* _WORK REQUIRED_: The output should be the records themselves, given again exactly.

----- DATASET EXCERPTS -----

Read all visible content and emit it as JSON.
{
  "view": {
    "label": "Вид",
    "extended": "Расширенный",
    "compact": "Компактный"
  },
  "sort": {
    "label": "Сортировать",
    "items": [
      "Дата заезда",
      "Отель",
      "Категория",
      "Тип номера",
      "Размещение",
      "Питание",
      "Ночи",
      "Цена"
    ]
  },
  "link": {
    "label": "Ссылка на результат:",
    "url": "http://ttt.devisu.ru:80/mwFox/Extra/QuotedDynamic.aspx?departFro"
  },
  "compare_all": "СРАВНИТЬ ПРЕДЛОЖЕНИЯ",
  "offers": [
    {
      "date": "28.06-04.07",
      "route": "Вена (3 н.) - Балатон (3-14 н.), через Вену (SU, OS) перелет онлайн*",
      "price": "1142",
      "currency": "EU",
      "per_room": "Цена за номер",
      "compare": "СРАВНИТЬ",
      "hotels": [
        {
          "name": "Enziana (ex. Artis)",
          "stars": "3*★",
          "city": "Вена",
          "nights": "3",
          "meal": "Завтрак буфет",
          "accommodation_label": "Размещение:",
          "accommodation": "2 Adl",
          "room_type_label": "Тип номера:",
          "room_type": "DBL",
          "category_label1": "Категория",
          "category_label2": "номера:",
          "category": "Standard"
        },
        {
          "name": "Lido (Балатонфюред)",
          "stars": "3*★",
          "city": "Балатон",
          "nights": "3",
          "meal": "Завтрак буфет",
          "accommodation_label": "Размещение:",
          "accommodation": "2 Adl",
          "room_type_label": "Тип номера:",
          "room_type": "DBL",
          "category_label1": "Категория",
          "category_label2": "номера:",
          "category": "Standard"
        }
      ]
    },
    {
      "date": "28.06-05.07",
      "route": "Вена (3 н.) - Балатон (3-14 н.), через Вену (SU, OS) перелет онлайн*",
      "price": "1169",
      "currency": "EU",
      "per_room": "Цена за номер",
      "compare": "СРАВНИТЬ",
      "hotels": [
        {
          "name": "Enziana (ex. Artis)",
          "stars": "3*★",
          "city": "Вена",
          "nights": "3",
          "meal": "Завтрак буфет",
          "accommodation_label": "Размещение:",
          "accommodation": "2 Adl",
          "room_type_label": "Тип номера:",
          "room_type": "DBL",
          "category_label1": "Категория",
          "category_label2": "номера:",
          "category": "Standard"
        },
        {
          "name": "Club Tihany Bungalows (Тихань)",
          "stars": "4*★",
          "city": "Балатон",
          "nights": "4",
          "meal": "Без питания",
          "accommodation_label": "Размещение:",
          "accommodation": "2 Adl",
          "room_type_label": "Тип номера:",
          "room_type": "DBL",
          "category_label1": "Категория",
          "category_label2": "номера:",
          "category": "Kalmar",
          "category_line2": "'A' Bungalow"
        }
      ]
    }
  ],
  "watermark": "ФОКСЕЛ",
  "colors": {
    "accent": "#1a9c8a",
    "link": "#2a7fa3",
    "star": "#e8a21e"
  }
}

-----

* _ANSWER SECTION_:
Read all visible content and emit it as JSON.
{
  "view": {
    "label": "Вид",
    "extended": "Расширенный",
    "compact": "Компактный"
  },
  "sort": {
    "label": "Сортировать",
    "items": [
      "Дата заезда",
      "Отель",
      "Категория",
      "Тип номера",
      "Размещение",
      "Питание",
      "Ночи",
      "Цена"
    ]
  },
  "link": {
    "label": "Ссылка на результат:",
    "url": "http://ttt.devisu.ru:80/mwFox/Extra/QuotedDynamic.aspx?departFro"
  },
  "compare_all": "СРАВНИТЬ ПРЕДЛОЖЕНИЯ",
  "offers": [
    {
      "date": "28.06-04.07",
      "route": "Вена (3 н.) - Балатон (3-14 н.), через Вену (SU, OS) перелет онлайн*",
      "price": "1142",
      "currency": "EU",
      "per_room": "Цена за номер",
      "compare": "СРАВНИТЬ",
      "hotels": [
        {
          "name": "Enziana (ex. Artis)",
          "stars": "3*★",
          "city": "Вена",
          "nights": "3",
          "meal": "Завтрак буфет",
          "accommodation_label": "Размещение:",
          "accommodation": "2 Adl",
          "room_type_label": "Тип номера:",
          "room_type": "DBL",
          "category_label1": "Категория",
          "category_label2": "номера:",
          "category": "Standard"
        },
        {
          "name": "Lido (Балатонфюред)",
          "stars": "3*★",
          "city": "Балатон",
          "nights": "3",
          "meal": "Завтрак буфет",
          "accommodation_label": "Размещение:",
          "accommodation": "2 Adl",
          "room_type_label": "Тип номера:",
          "room_type": "DBL",
          "category_label1": "Категория",
          "category_label2": "номера:",
          "category": "Standard"
        }
      ]
    },
    {
      "date": "28.06-05.07",
      "route": "Вена (3 н.) - Балатон (3-14 н.), через Вену (SU, OS) перелет онлайн*",
      "price": "1169",
      "currency": "EU",
      "per_room": "Цена за номер",
      "compare": "СРАВНИТЬ",
      "hotels": [
        {
          "name": "Enziana (ex. Artis)",
          "stars": "3*★",
          "city": "Вена",
          "nights": "3",
          "meal": "Завтрак буфет",
          "accommodation_label": "Размещение:",
          "accommodation": "2 Adl",
          "room_type_label": "Тип номера:",
          "room_type": "DBL",
          "category_label1": "Категория",
          "category_label2": "номера:",
          "category": "Standard"
        },
        {
          "name": "Club Tihany Bungalows (Тихань)",
          "stars": "4*★",
          "city": "Балатон",
          "nights": "4",
          "meal": "Без питания",
          "accommodation_label": "Размещение:",
          "accommodation": "2 Adl",
          "room_type_label": "Тип номера:",
          "room_type": "DBL",
          "category_label1": "Категория",
          "category_label2": "номера:",
          "category": "Kalmar",
          "category_line2": "'A' Bungalow"
        }
      ]
    }
  ],
  "watermark": "ФОКСЕЛ",
  "colors": {
    "accent": "#1a9c8a",
    "link": "#2a7fa3",
    "star": "#e8a21e"
  }
}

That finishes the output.